Give the entries below again, word for word, and leave out the images.

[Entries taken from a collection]
|---|

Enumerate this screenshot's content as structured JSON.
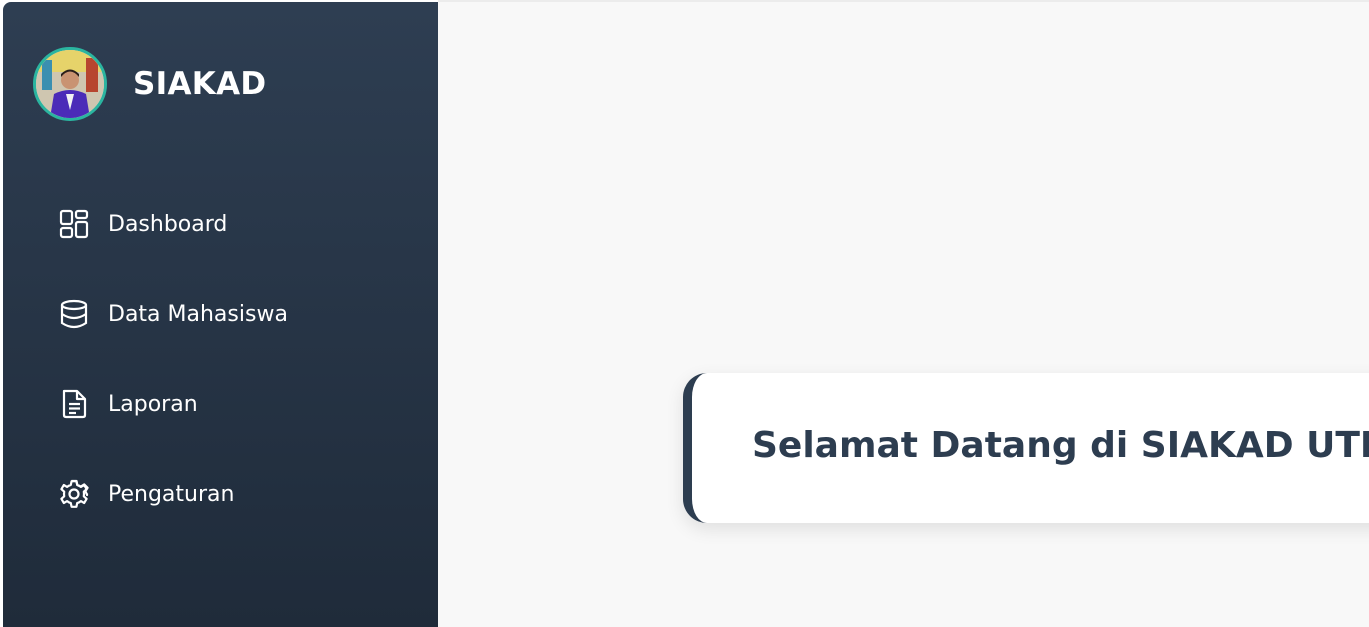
{
  "brand": {
    "title": "SIAKAD",
    "avatar_icon": "user-photo-avatar",
    "accent_color": "#2bb5a0"
  },
  "sidebar": {
    "background_top": "#2e3e52",
    "background_bottom": "#1f2b3a",
    "items": [
      {
        "label": "Dashboard",
        "icon": "dashboard-grid-icon"
      },
      {
        "label": "Data Mahasiswa",
        "icon": "database-icon"
      },
      {
        "label": "Laporan",
        "icon": "document-icon"
      },
      {
        "label": "Pengaturan",
        "icon": "gear-icon"
      }
    ]
  },
  "main": {
    "welcome": "Selamat Datang di SIAKAD UTM",
    "background": "#f8f8f8",
    "text_color": "#2d3d50"
  }
}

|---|

**Response for this exercise:**
Enumerate this screenshot's content as structured JSON.
{
  "brand": {
    "title": "SIAKAD",
    "avatar_icon": "user-photo-avatar",
    "accent_color": "#2bb5a0"
  },
  "sidebar": {
    "background_top": "#2e3e52",
    "background_bottom": "#1f2b3a",
    "items": [
      {
        "label": "Dashboard",
        "icon": "dashboard-grid-icon"
      },
      {
        "label": "Data Mahasiswa",
        "icon": "database-icon"
      },
      {
        "label": "Laporan",
        "icon": "document-icon"
      },
      {
        "label": "Pengaturan",
        "icon": "gear-icon"
      }
    ]
  },
  "main": {
    "welcome": "Selamat Datang di SIAKAD UTM",
    "background": "#f8f8f8",
    "text_color": "#2d3d50"
  }
}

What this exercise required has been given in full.